* _WHAT YOU NEED TO DO_:
Among the entries below, how many lines contain the string "this"? Reply with that number alone.

*** DATASET EXTRACT

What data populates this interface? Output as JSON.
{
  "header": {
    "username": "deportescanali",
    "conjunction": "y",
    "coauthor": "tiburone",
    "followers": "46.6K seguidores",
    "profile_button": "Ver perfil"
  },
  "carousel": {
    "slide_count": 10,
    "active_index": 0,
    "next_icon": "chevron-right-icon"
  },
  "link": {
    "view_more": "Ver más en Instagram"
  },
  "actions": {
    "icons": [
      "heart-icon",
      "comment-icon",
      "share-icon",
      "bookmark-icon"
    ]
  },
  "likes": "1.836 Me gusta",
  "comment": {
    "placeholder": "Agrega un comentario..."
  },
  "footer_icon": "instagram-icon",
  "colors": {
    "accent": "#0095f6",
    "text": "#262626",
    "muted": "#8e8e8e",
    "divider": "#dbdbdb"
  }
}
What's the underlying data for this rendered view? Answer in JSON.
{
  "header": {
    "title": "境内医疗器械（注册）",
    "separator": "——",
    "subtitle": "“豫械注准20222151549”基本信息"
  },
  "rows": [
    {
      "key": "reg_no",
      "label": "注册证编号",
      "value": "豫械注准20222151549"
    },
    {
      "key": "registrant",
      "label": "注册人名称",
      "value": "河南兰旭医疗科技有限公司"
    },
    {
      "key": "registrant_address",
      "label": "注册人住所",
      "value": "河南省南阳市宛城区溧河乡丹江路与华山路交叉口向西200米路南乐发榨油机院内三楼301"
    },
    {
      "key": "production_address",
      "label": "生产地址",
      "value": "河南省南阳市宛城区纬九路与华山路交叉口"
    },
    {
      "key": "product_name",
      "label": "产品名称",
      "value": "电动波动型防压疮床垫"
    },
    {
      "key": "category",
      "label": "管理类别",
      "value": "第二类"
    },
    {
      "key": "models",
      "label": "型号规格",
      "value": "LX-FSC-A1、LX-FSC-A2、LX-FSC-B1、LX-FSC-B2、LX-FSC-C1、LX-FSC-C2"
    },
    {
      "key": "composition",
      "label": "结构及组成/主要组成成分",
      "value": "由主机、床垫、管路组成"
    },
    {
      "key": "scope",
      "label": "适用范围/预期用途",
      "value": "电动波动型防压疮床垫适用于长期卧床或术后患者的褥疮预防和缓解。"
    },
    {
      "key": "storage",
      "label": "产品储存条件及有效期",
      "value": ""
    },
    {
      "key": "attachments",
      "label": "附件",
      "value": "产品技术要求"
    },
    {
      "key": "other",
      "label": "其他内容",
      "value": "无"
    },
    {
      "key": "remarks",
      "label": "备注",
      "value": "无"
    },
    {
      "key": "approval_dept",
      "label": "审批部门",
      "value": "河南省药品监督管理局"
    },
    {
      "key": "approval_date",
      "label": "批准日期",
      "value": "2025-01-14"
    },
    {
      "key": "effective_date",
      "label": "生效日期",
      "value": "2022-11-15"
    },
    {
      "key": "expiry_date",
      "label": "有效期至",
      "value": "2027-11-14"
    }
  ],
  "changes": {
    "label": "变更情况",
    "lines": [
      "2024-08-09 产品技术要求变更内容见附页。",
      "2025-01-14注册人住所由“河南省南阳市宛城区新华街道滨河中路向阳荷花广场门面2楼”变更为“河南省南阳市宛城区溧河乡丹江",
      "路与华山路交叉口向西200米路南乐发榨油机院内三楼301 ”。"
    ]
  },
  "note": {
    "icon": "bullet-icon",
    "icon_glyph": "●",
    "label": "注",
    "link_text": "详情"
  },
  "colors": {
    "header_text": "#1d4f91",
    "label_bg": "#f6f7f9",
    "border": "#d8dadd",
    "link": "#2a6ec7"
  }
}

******

* _ANSWER BOX_:
2